Understanding the COVID-19 Pandemic
The COVID-19 pandemic, caused by the novel coronavirus SARS-CoV-2, rapidly spread across the globe, challenging healthcare systems, economies, and societies. It revealed several critical lessons:
- The Importance of Early Detection and Response
Early detection and swift response are paramount in controlling the spread of infectious diseases. Countries that implemented testing, contact tracing, and isolation measures effectively experienced better outcomes.
- The Need for Global Cooperation
The pandemic underscored the interconnectedness of the world. International berealinfo collaboration in research, information sharing, and vaccine distribution was crucial in addressing the crisis.
- Vaccination as a Key Tool
The development and distribution of COVID-19 vaccines in record time highlighted the power of scientific innovation. Vaccination campaigns are a cornerstone of pandemic control.
- The Role of Public Health Measures
Simple public health measures like mask-wearing, hand hygiene, and social distancing can have a significant impact on disease transmission, particularly in the absence of vaccines.
- Vulnerabilities in Healthcare Systems
The pandemic exposed vulnerabilities in healthcare systems worldwide, including shortages of medical supplies, overwhelmed hospitals, and disparities in access to care.
Lessons for the Future
- Strengthening Pandemic Preparedness
Investment in pandemic preparedness, including stockpiling medical supplies, enhancing healthcare infrastructure, and developing response plans, is critical to managing future crises effectively.
- Early Warning Systems
Improving early warning systems for infectious diseases can help detect outbreaks early, enabling a rapid response to prevent or mitigate their spread.
- Global Cooperation
International collaboration in vaccine development, production, and distribution should be prioritized.
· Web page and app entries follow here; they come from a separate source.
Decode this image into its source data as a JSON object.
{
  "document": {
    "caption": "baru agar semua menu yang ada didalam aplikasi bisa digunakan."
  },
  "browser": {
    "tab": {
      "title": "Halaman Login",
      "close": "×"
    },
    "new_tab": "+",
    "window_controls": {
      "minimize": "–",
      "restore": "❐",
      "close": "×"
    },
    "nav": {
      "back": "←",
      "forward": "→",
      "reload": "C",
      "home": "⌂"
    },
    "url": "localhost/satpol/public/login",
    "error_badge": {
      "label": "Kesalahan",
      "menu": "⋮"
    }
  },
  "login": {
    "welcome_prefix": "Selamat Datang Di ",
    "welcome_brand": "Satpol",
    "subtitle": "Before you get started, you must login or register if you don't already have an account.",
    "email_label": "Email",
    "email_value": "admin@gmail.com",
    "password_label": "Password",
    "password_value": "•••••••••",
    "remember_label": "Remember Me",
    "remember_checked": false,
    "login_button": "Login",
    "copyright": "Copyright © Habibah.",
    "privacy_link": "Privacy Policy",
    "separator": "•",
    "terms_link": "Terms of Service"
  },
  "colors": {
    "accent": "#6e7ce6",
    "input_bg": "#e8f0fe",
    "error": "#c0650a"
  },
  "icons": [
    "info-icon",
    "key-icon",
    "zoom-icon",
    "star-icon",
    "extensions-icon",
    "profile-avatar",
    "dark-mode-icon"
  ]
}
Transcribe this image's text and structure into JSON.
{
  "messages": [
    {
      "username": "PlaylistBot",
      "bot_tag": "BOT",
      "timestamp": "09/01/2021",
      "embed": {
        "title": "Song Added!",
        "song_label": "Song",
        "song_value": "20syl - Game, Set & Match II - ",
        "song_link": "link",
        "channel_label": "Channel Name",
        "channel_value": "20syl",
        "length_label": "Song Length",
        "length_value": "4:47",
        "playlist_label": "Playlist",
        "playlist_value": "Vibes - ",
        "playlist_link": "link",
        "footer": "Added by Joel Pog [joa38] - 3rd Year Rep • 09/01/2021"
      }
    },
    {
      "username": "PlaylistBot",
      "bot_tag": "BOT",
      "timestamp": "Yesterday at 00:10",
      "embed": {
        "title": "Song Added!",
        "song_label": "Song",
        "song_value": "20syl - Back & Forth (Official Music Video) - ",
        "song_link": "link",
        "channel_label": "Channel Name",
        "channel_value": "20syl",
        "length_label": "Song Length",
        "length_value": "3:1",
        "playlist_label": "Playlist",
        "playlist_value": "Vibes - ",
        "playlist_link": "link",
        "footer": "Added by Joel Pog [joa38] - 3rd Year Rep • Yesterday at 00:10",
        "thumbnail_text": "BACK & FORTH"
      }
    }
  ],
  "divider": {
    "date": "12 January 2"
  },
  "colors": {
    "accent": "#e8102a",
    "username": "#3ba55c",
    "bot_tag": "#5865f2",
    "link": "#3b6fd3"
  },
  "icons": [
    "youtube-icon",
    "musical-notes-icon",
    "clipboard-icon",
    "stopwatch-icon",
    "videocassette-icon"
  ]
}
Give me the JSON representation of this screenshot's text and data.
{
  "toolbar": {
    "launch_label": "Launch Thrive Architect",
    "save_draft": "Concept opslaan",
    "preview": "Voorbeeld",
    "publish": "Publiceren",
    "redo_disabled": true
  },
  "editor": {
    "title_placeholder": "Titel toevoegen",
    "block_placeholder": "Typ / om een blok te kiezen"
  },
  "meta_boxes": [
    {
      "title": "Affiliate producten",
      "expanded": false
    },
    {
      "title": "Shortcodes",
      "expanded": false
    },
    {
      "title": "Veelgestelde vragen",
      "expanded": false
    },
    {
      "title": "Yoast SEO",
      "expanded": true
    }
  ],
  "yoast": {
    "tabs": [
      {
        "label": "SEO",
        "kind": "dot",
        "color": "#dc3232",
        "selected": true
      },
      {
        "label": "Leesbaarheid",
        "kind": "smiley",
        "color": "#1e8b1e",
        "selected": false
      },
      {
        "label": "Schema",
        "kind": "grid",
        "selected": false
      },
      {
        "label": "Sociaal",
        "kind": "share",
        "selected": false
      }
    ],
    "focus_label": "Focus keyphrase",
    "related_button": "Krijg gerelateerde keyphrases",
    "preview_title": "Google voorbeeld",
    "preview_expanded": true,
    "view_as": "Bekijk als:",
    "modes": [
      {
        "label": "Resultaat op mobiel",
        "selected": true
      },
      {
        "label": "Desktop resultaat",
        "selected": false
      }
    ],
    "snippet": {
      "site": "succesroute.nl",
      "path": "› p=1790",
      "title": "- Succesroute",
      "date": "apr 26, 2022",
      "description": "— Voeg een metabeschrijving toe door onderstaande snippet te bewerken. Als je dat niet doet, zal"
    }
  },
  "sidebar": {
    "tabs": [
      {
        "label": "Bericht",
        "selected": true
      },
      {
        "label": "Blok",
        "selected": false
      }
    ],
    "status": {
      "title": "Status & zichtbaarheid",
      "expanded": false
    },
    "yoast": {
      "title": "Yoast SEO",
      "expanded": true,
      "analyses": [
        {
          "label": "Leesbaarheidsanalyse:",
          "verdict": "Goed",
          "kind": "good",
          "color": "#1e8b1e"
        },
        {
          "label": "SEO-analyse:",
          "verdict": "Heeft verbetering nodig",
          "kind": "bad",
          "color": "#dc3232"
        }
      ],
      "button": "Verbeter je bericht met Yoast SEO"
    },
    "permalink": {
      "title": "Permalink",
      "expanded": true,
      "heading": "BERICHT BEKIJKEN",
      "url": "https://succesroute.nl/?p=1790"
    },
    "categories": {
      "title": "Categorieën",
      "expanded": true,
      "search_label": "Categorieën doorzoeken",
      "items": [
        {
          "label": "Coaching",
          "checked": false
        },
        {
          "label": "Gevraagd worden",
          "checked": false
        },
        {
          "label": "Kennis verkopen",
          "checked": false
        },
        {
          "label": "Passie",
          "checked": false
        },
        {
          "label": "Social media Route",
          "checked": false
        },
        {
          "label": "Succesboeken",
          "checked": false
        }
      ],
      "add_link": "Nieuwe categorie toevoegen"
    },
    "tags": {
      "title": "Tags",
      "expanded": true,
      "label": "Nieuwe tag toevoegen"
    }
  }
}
Equitable access to vaccines is essential for controlling pandemics.
- Trust in Science and Public Health Measures
Public trust in science and public health measures, along with clear and transparent communication, is crucial for compliance with preventive measures.
- Healthcare Resilience
Investment in healthcare system resilience, including surge capacity, healthcare worker support, and telemedicine capabilities, is vital for managing the strain on healthcare systems during pandemics.
- Mental Health Support
Recognizing the mental health toll of pandemics and providing adequate support and resources for individuals and healthcare workers is essential.
- Prioritizing Research and Surveillance
Continued investment in research, surveillance, and data collection is necessary to understand emerging pathogens and inform public health strategies.
The COVID-19 pandemic has been a global test of our preparedness, resilience, and ability to adapt. It has shown us the importance of early detection, global cooperation, science, and public health measures in controlling infectious diseases. By learning from the lessons of COVID-19 and implementing the necessary changes and investments, we can better prepare for and respond to future epidemics and pandemics, safeguarding the health and well-being of our global community.